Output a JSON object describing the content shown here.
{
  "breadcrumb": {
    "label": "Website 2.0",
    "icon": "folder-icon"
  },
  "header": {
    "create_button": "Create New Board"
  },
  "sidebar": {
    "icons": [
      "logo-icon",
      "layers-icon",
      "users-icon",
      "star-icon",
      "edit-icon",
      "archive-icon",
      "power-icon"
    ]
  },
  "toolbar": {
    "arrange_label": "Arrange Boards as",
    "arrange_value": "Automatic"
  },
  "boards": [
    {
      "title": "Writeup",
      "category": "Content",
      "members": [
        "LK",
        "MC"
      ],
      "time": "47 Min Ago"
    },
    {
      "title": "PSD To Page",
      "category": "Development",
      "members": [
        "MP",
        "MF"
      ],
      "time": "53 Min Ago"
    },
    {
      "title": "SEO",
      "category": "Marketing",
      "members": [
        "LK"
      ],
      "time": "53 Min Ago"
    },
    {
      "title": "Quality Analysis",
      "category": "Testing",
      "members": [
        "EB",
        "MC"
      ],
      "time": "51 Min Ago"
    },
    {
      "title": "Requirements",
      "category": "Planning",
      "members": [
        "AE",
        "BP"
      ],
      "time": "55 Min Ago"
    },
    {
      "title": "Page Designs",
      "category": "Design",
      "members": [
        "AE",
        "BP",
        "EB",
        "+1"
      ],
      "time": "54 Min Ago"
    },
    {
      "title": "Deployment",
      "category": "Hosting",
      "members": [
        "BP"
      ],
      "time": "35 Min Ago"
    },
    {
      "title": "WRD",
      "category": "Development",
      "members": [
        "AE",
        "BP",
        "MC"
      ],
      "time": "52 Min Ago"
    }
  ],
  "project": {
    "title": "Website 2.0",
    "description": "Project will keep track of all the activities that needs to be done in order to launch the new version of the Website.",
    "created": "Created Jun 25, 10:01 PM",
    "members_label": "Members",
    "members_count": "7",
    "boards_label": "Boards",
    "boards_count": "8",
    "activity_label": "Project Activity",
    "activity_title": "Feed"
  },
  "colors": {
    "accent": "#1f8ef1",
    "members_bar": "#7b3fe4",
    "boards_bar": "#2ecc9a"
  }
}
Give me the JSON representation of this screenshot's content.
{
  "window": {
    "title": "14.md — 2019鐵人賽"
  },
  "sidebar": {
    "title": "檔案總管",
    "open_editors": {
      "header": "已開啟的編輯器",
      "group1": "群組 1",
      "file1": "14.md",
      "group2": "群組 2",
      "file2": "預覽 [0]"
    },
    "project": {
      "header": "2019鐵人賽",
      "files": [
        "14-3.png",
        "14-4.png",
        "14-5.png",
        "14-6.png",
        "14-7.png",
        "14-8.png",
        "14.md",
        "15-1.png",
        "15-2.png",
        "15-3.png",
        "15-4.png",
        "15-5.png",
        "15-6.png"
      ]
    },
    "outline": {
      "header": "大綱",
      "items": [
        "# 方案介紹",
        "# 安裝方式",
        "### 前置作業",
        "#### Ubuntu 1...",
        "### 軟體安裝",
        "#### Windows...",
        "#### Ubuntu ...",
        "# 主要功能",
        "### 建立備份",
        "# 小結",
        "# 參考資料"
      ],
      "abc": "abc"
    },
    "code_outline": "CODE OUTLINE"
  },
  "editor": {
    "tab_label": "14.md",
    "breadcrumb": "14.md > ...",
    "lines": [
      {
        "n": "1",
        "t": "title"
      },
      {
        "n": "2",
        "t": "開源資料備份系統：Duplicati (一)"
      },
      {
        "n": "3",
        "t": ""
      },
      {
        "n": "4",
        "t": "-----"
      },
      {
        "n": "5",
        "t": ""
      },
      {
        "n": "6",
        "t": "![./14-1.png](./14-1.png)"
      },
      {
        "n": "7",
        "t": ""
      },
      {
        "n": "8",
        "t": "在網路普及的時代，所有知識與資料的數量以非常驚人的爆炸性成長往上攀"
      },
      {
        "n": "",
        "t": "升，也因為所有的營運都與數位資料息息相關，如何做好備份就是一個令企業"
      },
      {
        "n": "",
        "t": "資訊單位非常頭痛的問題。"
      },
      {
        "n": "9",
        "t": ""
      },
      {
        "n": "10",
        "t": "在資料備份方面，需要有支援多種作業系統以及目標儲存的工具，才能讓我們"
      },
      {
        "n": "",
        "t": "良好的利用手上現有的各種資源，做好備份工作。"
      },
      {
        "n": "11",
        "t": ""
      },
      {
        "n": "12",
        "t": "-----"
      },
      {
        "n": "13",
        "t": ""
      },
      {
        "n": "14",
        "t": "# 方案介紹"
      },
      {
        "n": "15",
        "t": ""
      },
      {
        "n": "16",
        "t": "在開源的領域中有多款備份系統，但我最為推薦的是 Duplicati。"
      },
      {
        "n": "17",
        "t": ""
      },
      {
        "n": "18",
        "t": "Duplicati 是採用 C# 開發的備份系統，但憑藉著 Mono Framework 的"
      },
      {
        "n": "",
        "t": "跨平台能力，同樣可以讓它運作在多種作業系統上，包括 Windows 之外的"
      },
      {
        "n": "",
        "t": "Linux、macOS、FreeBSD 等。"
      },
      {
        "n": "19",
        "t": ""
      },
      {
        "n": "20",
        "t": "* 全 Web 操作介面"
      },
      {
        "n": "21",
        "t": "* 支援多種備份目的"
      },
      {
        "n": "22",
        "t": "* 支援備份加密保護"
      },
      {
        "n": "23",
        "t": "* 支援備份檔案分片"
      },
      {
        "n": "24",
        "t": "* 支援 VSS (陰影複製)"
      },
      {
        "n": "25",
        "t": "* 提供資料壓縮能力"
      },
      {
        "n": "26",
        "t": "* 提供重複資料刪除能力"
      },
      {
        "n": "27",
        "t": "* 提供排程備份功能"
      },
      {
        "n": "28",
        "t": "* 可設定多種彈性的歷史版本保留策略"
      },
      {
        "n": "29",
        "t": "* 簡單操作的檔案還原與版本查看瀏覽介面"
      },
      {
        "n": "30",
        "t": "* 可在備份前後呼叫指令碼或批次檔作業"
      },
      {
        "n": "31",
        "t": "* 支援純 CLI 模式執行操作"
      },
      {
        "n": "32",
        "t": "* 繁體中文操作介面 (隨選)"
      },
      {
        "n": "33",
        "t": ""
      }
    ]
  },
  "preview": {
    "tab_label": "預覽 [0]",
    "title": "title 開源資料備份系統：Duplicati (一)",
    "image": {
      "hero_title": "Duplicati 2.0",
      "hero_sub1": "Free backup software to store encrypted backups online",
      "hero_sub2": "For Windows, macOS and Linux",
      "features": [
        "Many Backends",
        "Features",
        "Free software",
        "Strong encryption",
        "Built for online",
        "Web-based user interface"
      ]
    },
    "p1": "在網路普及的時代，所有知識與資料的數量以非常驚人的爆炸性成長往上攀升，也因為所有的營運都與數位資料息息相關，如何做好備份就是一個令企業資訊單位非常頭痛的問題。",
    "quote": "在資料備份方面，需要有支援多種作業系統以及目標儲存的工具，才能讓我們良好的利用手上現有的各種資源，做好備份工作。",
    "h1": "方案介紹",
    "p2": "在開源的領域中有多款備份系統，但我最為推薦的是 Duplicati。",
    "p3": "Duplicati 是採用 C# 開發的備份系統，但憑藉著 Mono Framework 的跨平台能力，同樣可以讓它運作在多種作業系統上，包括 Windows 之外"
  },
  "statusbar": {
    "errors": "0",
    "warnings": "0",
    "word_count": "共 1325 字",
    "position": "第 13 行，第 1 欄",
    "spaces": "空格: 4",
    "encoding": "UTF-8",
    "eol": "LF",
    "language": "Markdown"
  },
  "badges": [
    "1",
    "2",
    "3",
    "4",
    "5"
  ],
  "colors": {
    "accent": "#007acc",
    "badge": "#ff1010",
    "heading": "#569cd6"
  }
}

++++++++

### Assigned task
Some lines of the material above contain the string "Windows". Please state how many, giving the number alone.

### Your solution
4